Element data from apps and pages:
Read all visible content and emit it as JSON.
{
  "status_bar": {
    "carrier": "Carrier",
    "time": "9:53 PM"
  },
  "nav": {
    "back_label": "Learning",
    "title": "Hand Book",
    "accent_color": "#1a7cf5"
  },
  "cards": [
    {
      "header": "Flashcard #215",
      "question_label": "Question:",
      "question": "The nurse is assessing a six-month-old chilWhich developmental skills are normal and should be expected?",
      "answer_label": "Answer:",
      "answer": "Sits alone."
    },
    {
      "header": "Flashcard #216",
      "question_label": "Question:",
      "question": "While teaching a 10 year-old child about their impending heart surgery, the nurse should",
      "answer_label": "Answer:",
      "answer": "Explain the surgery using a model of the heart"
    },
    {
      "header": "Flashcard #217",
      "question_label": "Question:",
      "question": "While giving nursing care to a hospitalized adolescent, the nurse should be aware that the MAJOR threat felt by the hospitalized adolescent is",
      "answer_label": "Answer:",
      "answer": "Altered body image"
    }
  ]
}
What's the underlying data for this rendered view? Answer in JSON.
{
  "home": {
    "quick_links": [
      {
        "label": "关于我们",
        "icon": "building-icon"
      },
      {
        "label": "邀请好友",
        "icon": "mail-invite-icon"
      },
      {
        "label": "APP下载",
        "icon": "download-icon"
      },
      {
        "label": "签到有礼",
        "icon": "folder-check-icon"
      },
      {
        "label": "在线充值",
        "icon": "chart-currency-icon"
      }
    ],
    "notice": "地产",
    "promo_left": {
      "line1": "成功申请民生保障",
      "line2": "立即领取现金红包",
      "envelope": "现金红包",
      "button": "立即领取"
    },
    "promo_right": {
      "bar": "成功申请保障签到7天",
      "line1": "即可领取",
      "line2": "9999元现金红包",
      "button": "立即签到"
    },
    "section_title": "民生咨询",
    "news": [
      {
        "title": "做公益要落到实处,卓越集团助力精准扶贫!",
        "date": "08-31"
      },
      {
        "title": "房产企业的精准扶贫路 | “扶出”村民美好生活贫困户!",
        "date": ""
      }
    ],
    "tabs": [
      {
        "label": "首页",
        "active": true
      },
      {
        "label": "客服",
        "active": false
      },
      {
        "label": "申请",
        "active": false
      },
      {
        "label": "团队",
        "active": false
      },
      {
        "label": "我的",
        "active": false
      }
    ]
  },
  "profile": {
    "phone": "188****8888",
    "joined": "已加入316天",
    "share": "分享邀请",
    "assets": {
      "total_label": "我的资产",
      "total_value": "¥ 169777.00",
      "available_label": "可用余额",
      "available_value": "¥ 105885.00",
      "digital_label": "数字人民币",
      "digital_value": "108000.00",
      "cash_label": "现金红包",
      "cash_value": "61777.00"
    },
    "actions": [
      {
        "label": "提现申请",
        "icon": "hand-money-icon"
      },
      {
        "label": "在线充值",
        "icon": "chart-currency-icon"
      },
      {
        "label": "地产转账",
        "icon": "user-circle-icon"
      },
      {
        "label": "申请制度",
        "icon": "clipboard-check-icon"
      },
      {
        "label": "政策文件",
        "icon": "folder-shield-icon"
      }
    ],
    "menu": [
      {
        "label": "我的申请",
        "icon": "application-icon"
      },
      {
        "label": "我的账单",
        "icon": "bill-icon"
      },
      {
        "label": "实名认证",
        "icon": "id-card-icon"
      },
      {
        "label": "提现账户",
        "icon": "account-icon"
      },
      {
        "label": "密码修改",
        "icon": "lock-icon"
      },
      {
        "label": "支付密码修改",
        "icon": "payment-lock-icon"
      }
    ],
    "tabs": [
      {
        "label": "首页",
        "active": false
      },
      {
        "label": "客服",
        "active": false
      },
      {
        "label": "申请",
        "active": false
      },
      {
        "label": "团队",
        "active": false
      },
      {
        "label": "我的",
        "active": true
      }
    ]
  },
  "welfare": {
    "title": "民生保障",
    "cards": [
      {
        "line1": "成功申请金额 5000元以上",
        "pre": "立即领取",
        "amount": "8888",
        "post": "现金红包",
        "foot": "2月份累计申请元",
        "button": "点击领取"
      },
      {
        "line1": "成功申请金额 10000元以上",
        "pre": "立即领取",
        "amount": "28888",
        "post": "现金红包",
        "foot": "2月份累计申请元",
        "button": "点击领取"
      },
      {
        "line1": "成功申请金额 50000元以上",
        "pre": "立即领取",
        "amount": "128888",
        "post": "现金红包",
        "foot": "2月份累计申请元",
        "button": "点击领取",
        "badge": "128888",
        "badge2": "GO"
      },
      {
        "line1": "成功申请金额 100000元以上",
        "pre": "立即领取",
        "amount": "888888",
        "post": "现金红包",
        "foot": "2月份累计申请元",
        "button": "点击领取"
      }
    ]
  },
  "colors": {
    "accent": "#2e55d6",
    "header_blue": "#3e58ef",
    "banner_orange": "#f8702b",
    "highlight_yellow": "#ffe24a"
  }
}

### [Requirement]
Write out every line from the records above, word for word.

### [Task solution]
Read all visible content and emit it as JSON.
{
  "status_bar": {
    "carrier": "Carrier",
    "time": "9:53 PM"
  },
  "nav": {
    "back_label": "Learning",
    "title": "Hand Book",
    "accent_color": "#1a7cf5"
  },
  "cards": [
    {
      "header": "Flashcard #215",
      "question_label": "Question:",
      "question": "The nurse is assessing a six-month-old chilWhich developmental skills are normal and should be expected?",
      "answer_label": "Answer:",
      "answer": "Sits alone."
    },
    {
      "header": "Flashcard #216",
      "question_label": "Question:",
      "question": "While teaching a 10 year-old child about their impending heart surgery, the nurse should",
      "answer_label": "Answer:",
      "answer": "Explain the surgery using a model of the heart"
    },
    {
      "header": "Flashcard #217",
      "question_label": "Question:",
      "question": "While giving nursing care to a hospitalized adolescent, the nurse should be aware that the MAJOR threat felt by the hospitalized adolescent is",
      "answer_label": "Answer:",
      "answer": "Altered body image"
    }
  ]
}
What's the underlying data for this rendered view? Answer in JSON.
{
  "home": {
    "quick_links": [
      {
        "label": "关于我们",
        "icon": "building-icon"
      },
      {
        "label": "邀请好友",
        "icon": "mail-invite-icon"
      },
      {
        "label": "APP下载",
        "icon": "download-icon"
      },
      {
        "label": "签到有礼",
        "icon": "folder-check-icon"
      },
      {
        "label": "在线充值",
        "icon": "chart-currency-icon"
      }
    ],
    "notice": "地产",
    "promo_left": {
      "line1": "成功申请民生保障",
      "line2": "立即领取现金红包",
      "envelope": "现金红包",
      "button": "立即领取"
    },
    "promo_right": {
      "bar": "成功申请保障签到7天",
      "line1": "即可领取",
      "line2": "9999元现金红包",
      "button": "立即签到"
    },
    "section_title": "民生咨询",
    "news": [
      {
        "title": "做公益要落到实处,卓越集团助力精准扶贫!",
        "date": "08-31"
      },
      {
        "title": "房产企业的精准扶贫路 | “扶出”村民美好生活贫困户!",
        "date": ""
      }
    ],
    "tabs": [
      {
        "label": "首页",
        "active": true
      },
      {
        "label": "客服",
        "active": false
      },
      {
        "label": "申请",
        "active": false
      },
      {
        "label": "团队",
        "active": false
      },
      {
        "label": "我的",
        "active": false
      }
    ]
  },
  "profile": {
    "phone": "188****8888",
    "joined": "已加入316天",
    "share": "分享邀请",
    "assets": {
      "total_label": "我的资产",
      "total_value": "¥ 169777.00",
      "available_label": "可用余额",
      "available_value": "¥ 105885.00",
      "digital_label": "数字人民币",
      "digital_value": "108000.00",
      "cash_label": "现金红包",
      "cash_value": "61777.00"
    },
    "actions": [
      {
        "label": "提现申请",
        "icon": "hand-money-icon"
      },
      {
        "label": "在线充值",
        "icon": "chart-currency-icon"
      },
      {
        "label": "地产转账",
        "icon": "user-circle-icon"
      },
      {
        "label": "申请制度",
        "icon": "clipboard-check-icon"
      },
      {
        "label": "政策文件",
        "icon": "folder-shield-icon"
      }
    ],
    "menu": [
      {
        "label": "我的申请",
        "icon": "application-icon"
      },
      {
        "label": "我的账单",
        "icon": "bill-icon"
      },
      {
        "label": "实名认证",
        "icon": "id-card-icon"
      },
      {
        "label": "提现账户",
        "icon": "account-icon"
      },
      {
        "label": "密码修改",
        "icon": "lock-icon"
      },
      {
        "label": "支付密码修改",
        "icon": "payment-lock-icon"
      }
    ],
    "tabs": [
      {
        "label": "首页",
        "active": false
      },
      {
        "label": "客服",
        "active": false
      },
      {
        "label": "申请",
        "active": false
      },
      {
        "label": "团队",
        "active": false
      },
      {
        "label": "我的",
        "active": true
      }
    ]
  },
  "welfare": {
    "title": "民生保障",
    "cards": [
      {
        "line1": "成功申请金额 5000元以上",
        "pre": "立即领取",
        "amount": "8888",
        "post": "现金红包",
        "foot": "2月份累计申请元",
        "button": "点击领取"
      },
      {
        "line1": "成功申请金额 10000元以上",
        "pre": "立即领取",
        "amount": "28888",
        "post": "现金红包",
        "foot": "2月份累计申请元",
        "button": "点击领取"
      },
      {
        "line1": "成功申请金额 50000元以上",
        "pre": "立即领取",
        "amount": "128888",
        "post": "现金红包",
        "foot": "2月份累计申请元",
        "button": "点击领取",
        "badge": "128888",
        "badge2": "GO"
      },
      {
        "line1": "成功申请金额 100000元以上",
        "pre": "立即领取",
        "amount": "888888",
        "post": "现金红包",
        "foot": "2月份累计申请元",
        "button": "点击领取"
      }
    ]
  },
  "colors": {
    "accent": "#2e55d6",
    "header_blue": "#3e58ef",
    "banner_orange": "#f8702b",
    "highlight_yellow": "#ffe24a"
  }
}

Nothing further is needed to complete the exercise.